The news of the alleged benefactor and the mysterious sum of money was announced by Ms. McDonald three days ago, but detailed first only to Cynthia Mulligan, a CITY-TV reporter.

The 30-year-old mother addressed some of her remarks to Ms. Mulligan yesterday, saying, "I know that people are speculating and thinking that we're crazy because, like I told you, you came in to discuss it with me, people are going to think that we're nuts, people are going to think we're absolutely crazy, and we woke up the next day and all looked at each other and thought, like, 'Did that really happen?' "

According to Ms. McDonald, a limo driver parked on a side street, sneaked through her neighbour's backyard out of sight of the waiting throng of reporters and arrived at her back door last Thursday, telling her there was someone who wanted to meet her.

Ms. McDonald didn't ask who it was, but asked for time to discuss it with her boyfriend, James Goris, her brother John and her best friend Sarah. Two hours later, the driver phoned back and two hours after that, the limo picked them up and took them to the hotel, stopping on the way at Tim Hortons.

Ms. McDonald explained that "obviously, I wasn't just going to jump in a limo with a stranger and just go somewhere," yet once at the hotel, she effectively did just that - leaving her boyfriend, brother and best friend in the lobby and going upstairs alone with the limo driver.

Her willingness may have been based in part on her hunch that the mystery benefactor was Sylvia Browne, she told the media yesterday.

"Who's Sylvia Browne?" a reporter asked.

"A psychic, for Montel Williams [host of a daytime talk show]," Ms. McDonald replied. "The world's most renowned psychic."

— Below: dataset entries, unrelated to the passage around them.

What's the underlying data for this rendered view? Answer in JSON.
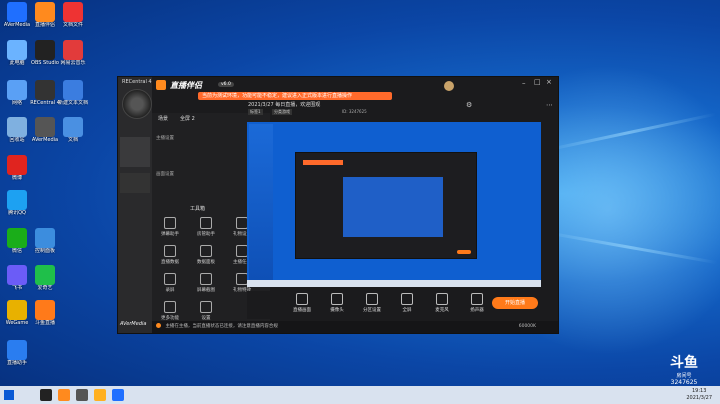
{
  "desktop": {
    "icons": [
      {
        "label": "AVerMedia"
      },
      {
        "label": "直播伴侣"
      },
      {
        "label": "文档文件"
      },
      {
        "label": "此电脑"
      },
      {
        "label": "OBS Studio"
      },
      {
        "label": "网易云音乐"
      },
      {
        "label": "网络"
      },
      {
        "label": "RECentral 4"
      },
      {
        "label": "新建文本文档"
      },
      {
        "label": "回收站"
      },
      {
        "label": "AVerMedia"
      },
      {
        "label": "文档"
      },
      {
        "label": "微博"
      },
      {
        "label": "腾讯QQ"
      },
      {
        "label": "微信"
      },
      {
        "label": "控制面板"
      },
      {
        "label": "飞书"
      },
      {
        "label": "爱奇艺"
      },
      {
        "label": "斗鱼直播"
      },
      {
        "label": "WeGame"
      },
      {
        "label": "直播助手"
      }
    ]
  },
  "app": {
    "left_title": "RECentral 4",
    "panel": {
      "section1": "主播设置",
      "section2": "画面设置",
      "tabs": [
        "场景",
        "全屏 2"
      ]
    },
    "toolbar": {
      "title": "直播伴侣",
      "version": "v6.0",
      "menu": [
        "工具",
        "设备",
        "功能",
        "直播",
        "互动"
      ]
    },
    "warning": "当前为测试环境，功能可能不稳定，建议进入正式版本进行直播操作",
    "room_title": "2021/3/27 每日直播，欢迎围观",
    "tags": [
      "标签1",
      "分类游戏"
    ],
    "room_info": "ID: 3247625",
    "tools_header": "工具箱",
    "tools": [
      "弹幕助手",
      "房管助手",
      "礼物设置",
      "直播数据",
      "数据面板",
      "主播任务",
      "录屏",
      "屏幕截图",
      "礼物特效",
      "更多功能",
      "设置"
    ],
    "controls": [
      "直播画面",
      "摄像头",
      "分区设置",
      "全屏",
      "麦克风",
      "扬声器"
    ],
    "live_button": "开始直播",
    "status": "主播在主播，当前直播状态已连接，请注意直播内容合规",
    "status_right": "60000K"
  },
  "taskbar": {
    "time": "19:13",
    "date": "2021/3/27"
  },
  "watermark": {
    "brand": "斗鱼",
    "sub": "房间号",
    "room": "3247625"
  }
}
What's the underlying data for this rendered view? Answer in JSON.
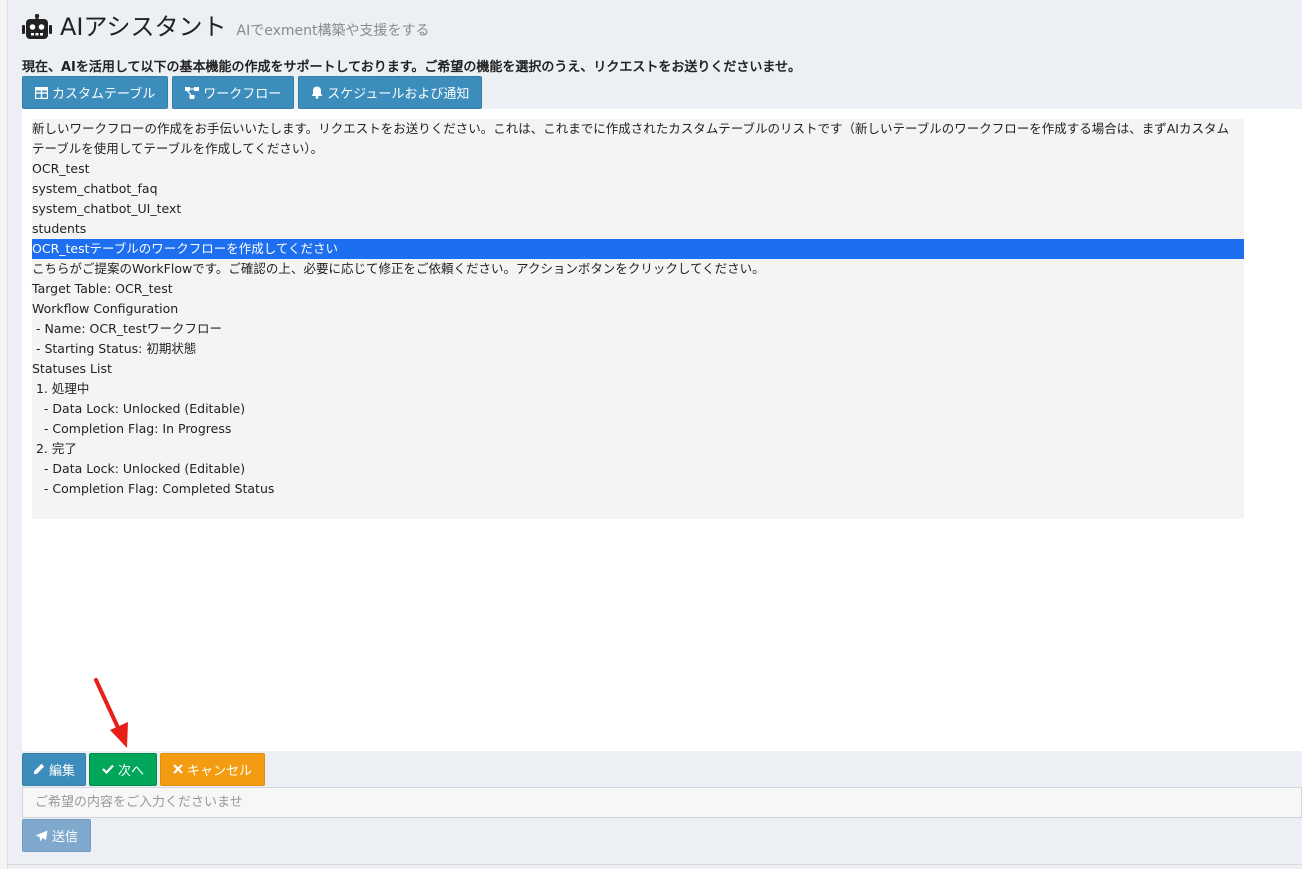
{
  "header": {
    "title": "AIアシスタント",
    "subtitle": "AIでexment構築や支援をする"
  },
  "notice": "現在、AIを活用して以下の基本機能の作成をサポートしております。ご希望の機能を選択のうえ、リクエストをお送りくださいませ。",
  "function_buttons": [
    {
      "label": "カスタムテーブル",
      "icon": "table-icon"
    },
    {
      "label": "ワークフロー",
      "icon": "workflow-icon"
    },
    {
      "label": "スケジュールおよび通知",
      "icon": "bell-icon"
    }
  ],
  "chat": {
    "lines": [
      "新しいワークフローの作成をお手伝いいたします。リクエストをお送りください。これは、これまでに作成されたカスタムテーブルのリストです（新しいテーブルのワークフローを作成する場合は、まずAIカスタムテーブルを使用してテーブルを作成してください）。",
      "OCR_test",
      "system_chatbot_faq",
      "system_chatbot_UI_text",
      "students",
      "OCR_testテーブルのワークフローを作成してください",
      "こちらがご提案のWorkFlowです。ご確認の上、必要に応じて修正をご依頼ください。アクションボタンをクリックしてください。",
      "",
      "Target Table: OCR_test",
      "Workflow Configuration",
      " - Name: OCR_testワークフロー",
      " - Starting Status: 初期状態",
      "Statuses List",
      " 1. 処理中",
      "   - Data Lock: Unlocked (Editable)",
      "   - Completion Flag: In Progress",
      " 2. 完了",
      "   - Data Lock: Unlocked (Editable)",
      "   - Completion Flag: Completed Status"
    ]
  },
  "actions": {
    "edit_label": "編集",
    "next_label": "次へ",
    "cancel_label": "キャンセル"
  },
  "input": {
    "value": "",
    "placeholder": "ご希望の内容をご入力くださいませ"
  },
  "send_label": "送信",
  "colors": {
    "primary": "#3c8dbc",
    "success": "#00a65a",
    "warning": "#f39c12",
    "highlight": "#1e6ff0",
    "annotation_arrow": "#e8201a"
  }
}
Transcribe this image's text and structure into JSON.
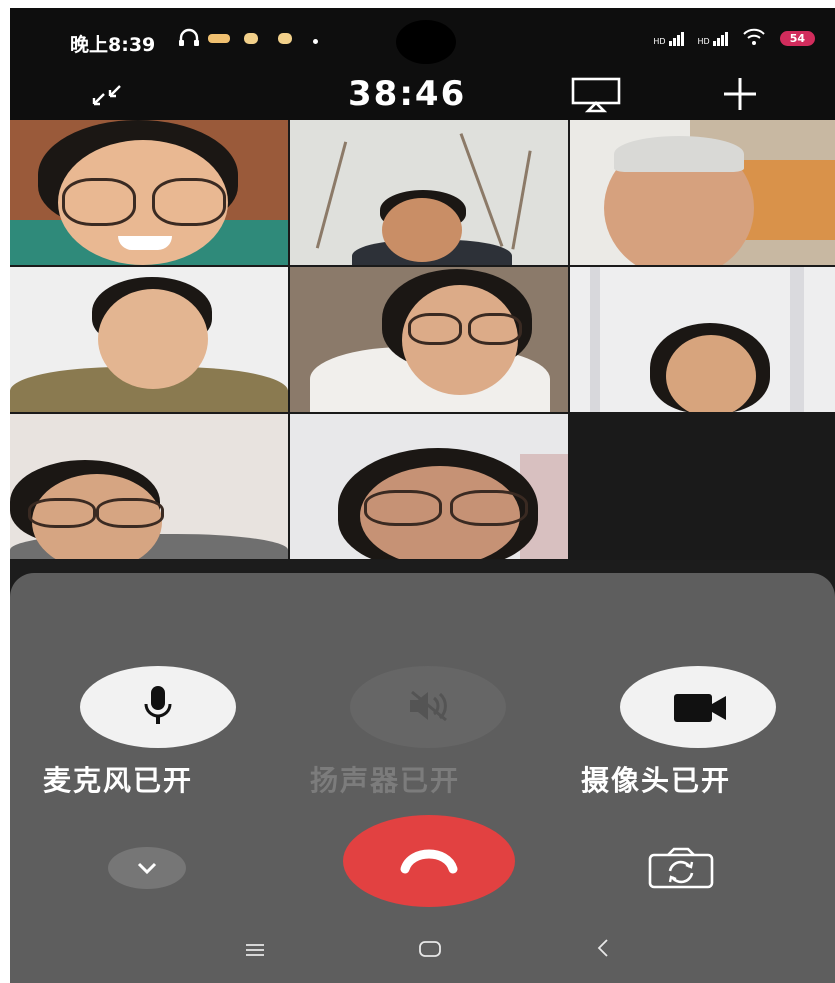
{
  "status_bar": {
    "time": "晚上8:39",
    "signal1": "HD",
    "signal2": "HD",
    "battery": "54"
  },
  "call_header": {
    "timer": "38:46"
  },
  "controls": {
    "mic_label": "麦克风已开",
    "speaker_label": "扬声器已开",
    "camera_label": "摄像头已开"
  },
  "participants_count": 8,
  "colors": {
    "end_call": "#e24141",
    "panel": "#5e5e5e",
    "background": "#1c1c1c"
  }
}
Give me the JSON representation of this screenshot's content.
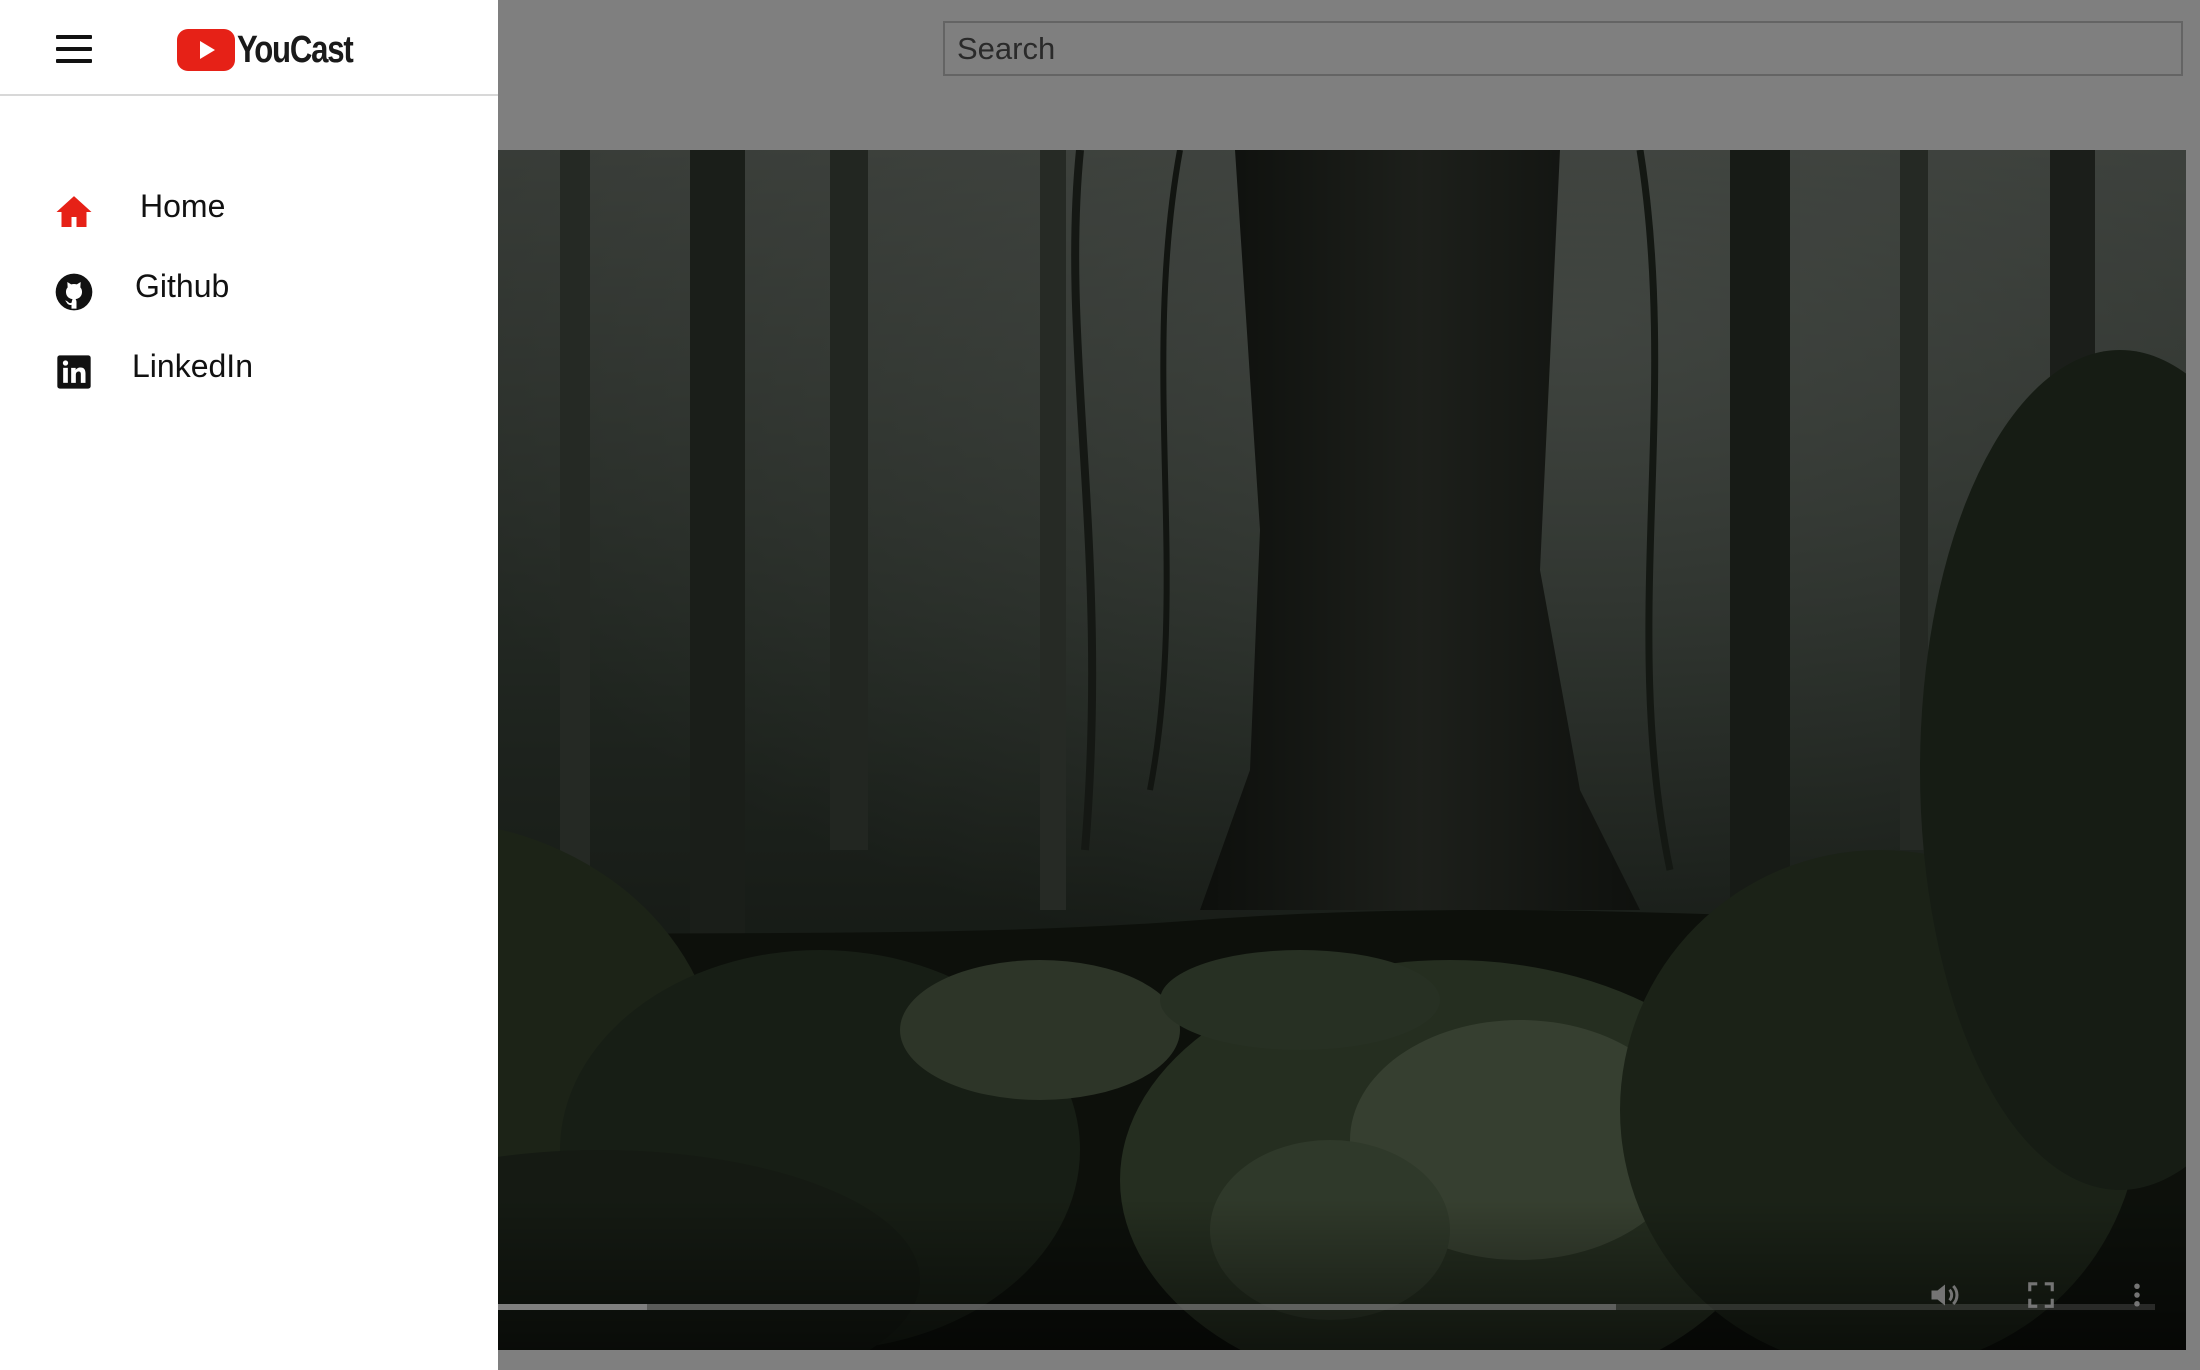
{
  "app": {
    "logo_text": "YouCast",
    "brand_color": "#e62117"
  },
  "search": {
    "placeholder": "Search",
    "value": ""
  },
  "drawer": {
    "open": true,
    "items": [
      {
        "label": "Home",
        "icon": "home-icon",
        "active": true
      },
      {
        "label": "Github",
        "icon": "github-icon",
        "active": false
      },
      {
        "label": "LinkedIn",
        "icon": "linkedin-icon",
        "active": false
      }
    ]
  },
  "player": {
    "scene": "jungle video frame",
    "progress_played": 0.3,
    "progress_buffered": 0.75,
    "controls": [
      "volume-icon",
      "fullscreen-icon",
      "more-options-icon"
    ]
  },
  "colors": {
    "overlay": "rgba(0,0,0,0.5)",
    "home_icon": "#e62117",
    "text": "#111111"
  }
}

She said she had called Ms. Browne "a few days prior" and left a message that she would like to talk to her, and "that's what I honestly thought I was going to do" when she was approached by the limo driver. "Crazy, I know," she said, "I thought we were going to see Sylvia Browne ... and that's what I honestly thought I was going to do."

"Your daughter's been abducted," a reporter asked her yesterday. "A lot of people would say that's kind of weird, you get into a limo - something bad could have happened to you?"

"A lot of weird things have taken place," Ms. McDonald said. "A lot of weird messages, a lot of weird letters. It was no more any weird than anything else we have encountered so far."

There is apparently no firm plan as to how the money would be delivered into an abductor's hands. "When they bring my daughter back safely," Ms. McDonald said, "then whatever it is that they ask for is going to be deposited into a safe account for them."

A little later, she added, "I know it sounds crazy. However they want to do it. If they want to drop Tori off, if they want to wait until they have the phone number, like whatever - they're the ones who are obviously holding the cards right now, not us, so I mean, whatever they ask for, the money is there, if that's what they want."

She said she has passed the two phone numbers given her by the benefactor to the police, whose spokeswoman, Constable Laurie-Anne Maitland, said only that "police have the information Tara's been given." While she said "everything is taken as possible evidence," Constable Maitland said the focus of the now-massive police investigation remains "in locating Tori."

Last night, the Oxford Community Police Service issued a press release announcing its own $50,000 reward for information leading to the arrest and conviction of the person or persons responsible fot the little girl's abduction. Constable Maitland said the reward was unrelated to any money allegedly offered by the mystery benefactor.

Ms. McDonald told Ms. Mulligan in an interview aired last evening that she has revised her belief that a stranger took her daughter, and now agrees with friends who "feel somebody who we know has taken Tori and they have no idea, they were just being mildly vindictive, and it went so far out of control so fast they have no idea what to do now."

"Mildly vindictive," after a child has been gone for 21 days, seems a curiously mild way of framing things.